Input section start
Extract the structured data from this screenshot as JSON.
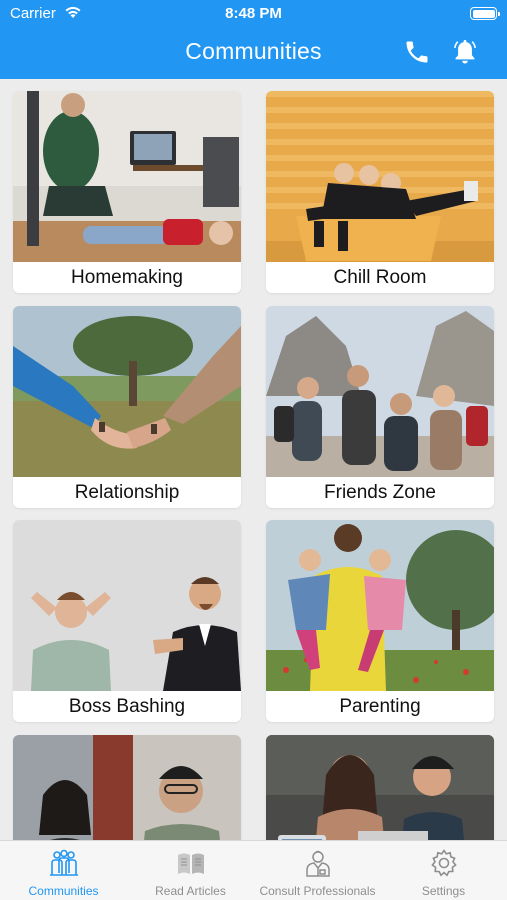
{
  "status": {
    "carrier": "Carrier",
    "time": "8:48 PM"
  },
  "header": {
    "title": "Communities",
    "accent": "#2196f3"
  },
  "communities": [
    {
      "label": "Homemaking"
    },
    {
      "label": "Chill Room"
    },
    {
      "label": "Relationship"
    },
    {
      "label": "Friends Zone"
    },
    {
      "label": "Boss Bashing"
    },
    {
      "label": "Parenting"
    },
    {
      "label": ""
    },
    {
      "label": ""
    }
  ],
  "tabs": [
    {
      "label": "Communities",
      "icon": "people-icon",
      "active": true
    },
    {
      "label": "Read Articles",
      "icon": "book-icon",
      "active": false
    },
    {
      "label": "Consult Professionals",
      "icon": "professional-icon",
      "active": false
    },
    {
      "label": "Settings",
      "icon": "gear-icon",
      "active": false
    }
  ]
}
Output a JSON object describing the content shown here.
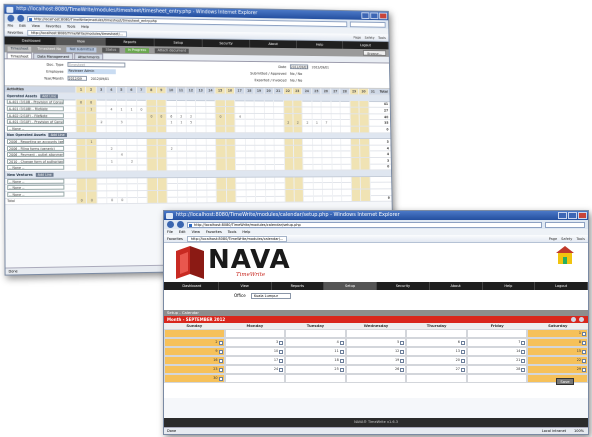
{
  "window1": {
    "title": "http://localhost:8080/TimeWrite/modules/timesheet/timesheet_entry.php - Windows Internet Explorer",
    "url": "http://localhost:8080/TimeWrite/modules/timesheet/timesheet_entry.php",
    "menu": [
      "File",
      "Edit",
      "View",
      "Favorites",
      "Tools",
      "Help"
    ],
    "fav_label": "Favorites",
    "tab_title": "http://localhost:8080/TimeWrite/modules/timesheet/...",
    "tools": [
      "Page",
      "Safety",
      "Tools"
    ],
    "nav": [
      "Dashboard",
      "View",
      "Reports",
      "Setup",
      "Security",
      "About",
      "Help",
      "Logout"
    ],
    "nav_active": 1,
    "bar": {
      "label1": "Timesheet",
      "f1": "Timesheet No",
      "f2": "Not submitted",
      "f3": "Status",
      "f4": "In Progress",
      "f5": "Attach document",
      "browse": "Browse..."
    },
    "tabs": [
      "Timesheet",
      "Data Management",
      "Attachments"
    ],
    "header": {
      "doc_type_label": "Doc. Type",
      "doc_type_value": "Timesheet",
      "employee_label": "Employee",
      "employee_value": "Reviewer Admin",
      "yearmonth_label": "Year/Month",
      "yearmonth_value": "2012/09",
      "yearmonth_extra": "2012/09/01",
      "date_label": "Date",
      "date_value": "2012/09/01",
      "date_extra": "2012/09/01",
      "submitted_label": "Submitted / Approved",
      "submitted_value": "No / No",
      "exported_label": "Exported / Invoiced",
      "exported_value": "No / No"
    },
    "grid_header": {
      "activities": "Activities",
      "total": "Total",
      "days": [
        "1",
        "2",
        "3",
        "4",
        "5",
        "6",
        "7",
        "8",
        "9",
        "10",
        "11",
        "12",
        "13",
        "14",
        "15",
        "16",
        "17",
        "18",
        "19",
        "20",
        "21",
        "22",
        "23",
        "24",
        "25",
        "26",
        "27",
        "28",
        "29",
        "30",
        "31"
      ]
    },
    "sections": [
      {
        "title": "Operated Assets",
        "add": "Add Line",
        "rows": [
          {
            "name": "A-401 (3/10B - Provision of Consultancy)",
            "vals": {
              "1": "8",
              "2": "8"
            },
            "total": "41"
          },
          {
            "name": "A-401 (3/10B) - FileNote",
            "vals": {
              "2": "1",
              "4": "4",
              "5": "1",
              "6": "1",
              "7": "0"
            },
            "total": "27"
          },
          {
            "name": "A-402 (2/10F) - FileNote",
            "vals": {
              "8": "0",
              "9": "0",
              "10": "6",
              "11": "2",
              "12": "2",
              "15": "0",
              "17": "4"
            },
            "total": "40"
          },
          {
            "name": "A-401 (3/10F) - Provision of Consultancy",
            "vals": {
              "3": "2",
              "5": "3",
              "10": "1",
              "11": "1",
              "12": "5",
              "22": "2",
              "23": "2",
              "24": "2",
              "25": "1",
              "26": "7"
            },
            "total": "35"
          },
          {
            "name": "-- None --",
            "vals": {},
            "total": "0"
          }
        ]
      },
      {
        "title": "Non Operated Assets",
        "add": "Add Line",
        "rows": [
          {
            "name": "2006 - Reporting on accounts (generic)",
            "vals": {
              "2": "1"
            },
            "total": "3"
          },
          {
            "name": "2006 - Filing forms (generic)",
            "vals": {
              "4": "2",
              "10": "2"
            },
            "total": "4"
          },
          {
            "name": "2006 - Payment - outlet alignment",
            "vals": {
              "5": "4"
            },
            "total": "4"
          },
          {
            "name": "2010 - Change form of authorised signatory",
            "vals": {
              "4": "1",
              "6": "2"
            },
            "total": "3"
          },
          {
            "name": "-- None --",
            "vals": {},
            "total": "0"
          }
        ]
      },
      {
        "title": "New Ventures",
        "add": "Add Line",
        "rows": [
          {
            "name": "-- None --",
            "vals": {},
            "total": ""
          },
          {
            "name": "-- None --",
            "vals": {},
            "total": ""
          },
          {
            "name": "-- None --",
            "vals": {},
            "total": ""
          }
        ]
      }
    ],
    "total_row": {
      "label": "Total",
      "vals": {
        "1": "0",
        "2": "0",
        "4": "0",
        "5": "0"
      },
      "total": "0"
    },
    "status": "Done"
  },
  "window2": {
    "title": "http://localhost:8080/TimeWrite/modules/calendar/setup.php - Windows Internet Explorer",
    "url": "http://localhost:8080/TimeWrite/modules/calendar/setup.php",
    "menu": [
      "File",
      "Edit",
      "View",
      "Favorites",
      "Tools",
      "Help"
    ],
    "fav_label": "Favorites",
    "tab_title": "http://localhost:8080/TimeWrite/modules/calendar/...",
    "tools": [
      "Page",
      "Safety",
      "Tools"
    ],
    "logo_text": "NAVA",
    "logo_sub": "TimeWrite",
    "nav": [
      "Dashboard",
      "View",
      "Reports",
      "Setup",
      "Security",
      "About",
      "Help",
      "Logout"
    ],
    "nav_active": 3,
    "office_label": "Office",
    "office_value": "Kuala Lumpur",
    "cal_title": "Setup - Calendar",
    "month": "Month - SEPTEMBER 2012",
    "days": [
      "Sunday",
      "Monday",
      "Tuesday",
      "Wednesday",
      "Thursday",
      "Friday",
      "Saturday"
    ],
    "weeks": [
      [
        "",
        "",
        "",
        "",
        "",
        "",
        "1"
      ],
      [
        "2",
        "3",
        "4",
        "5",
        "6",
        "7",
        "8"
      ],
      [
        "9",
        "10",
        "11",
        "12",
        "13",
        "14",
        "15"
      ],
      [
        "16",
        "17",
        "18",
        "19",
        "20",
        "21",
        "22"
      ],
      [
        "23",
        "24",
        "25",
        "26",
        "27",
        "28",
        "29"
      ],
      [
        "30",
        "",
        "",
        "",
        "",
        "",
        ""
      ]
    ],
    "save": "Save",
    "footer": "NAVA® TimeWrite v1.6.3",
    "status_left": "Done",
    "status_zone": "Local intranet",
    "status_zoom": "100%"
  },
  "colors": {
    "accent_red": "#d9261c",
    "weekend": "#f6c15a",
    "ie_title": "#2c5aa8",
    "nav_dark": "#1f1f1f"
  }
}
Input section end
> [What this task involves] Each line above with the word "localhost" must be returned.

> [Answer to this exercise]
    "title": "http://localhost:8080/TimeWrite/modules/timesheet/timesheet_entry.php - Windows Internet Explorer",
    "url": "http://localhost:8080/TimeWrite/modules/timesheet/timesheet_entry.php",
    "tab_title": "http://localhost:8080/TimeWrite/modules/timesheet/...",
    "title": "http://localhost:8080/TimeWrite/modules/calendar/setup.php - Windows Internet Explorer",
    "url": "http://localhost:8080/TimeWrite/modules/calendar/setup.php",
    "tab_title": "http://localhost:8080/TimeWrite/modules/calendar/...",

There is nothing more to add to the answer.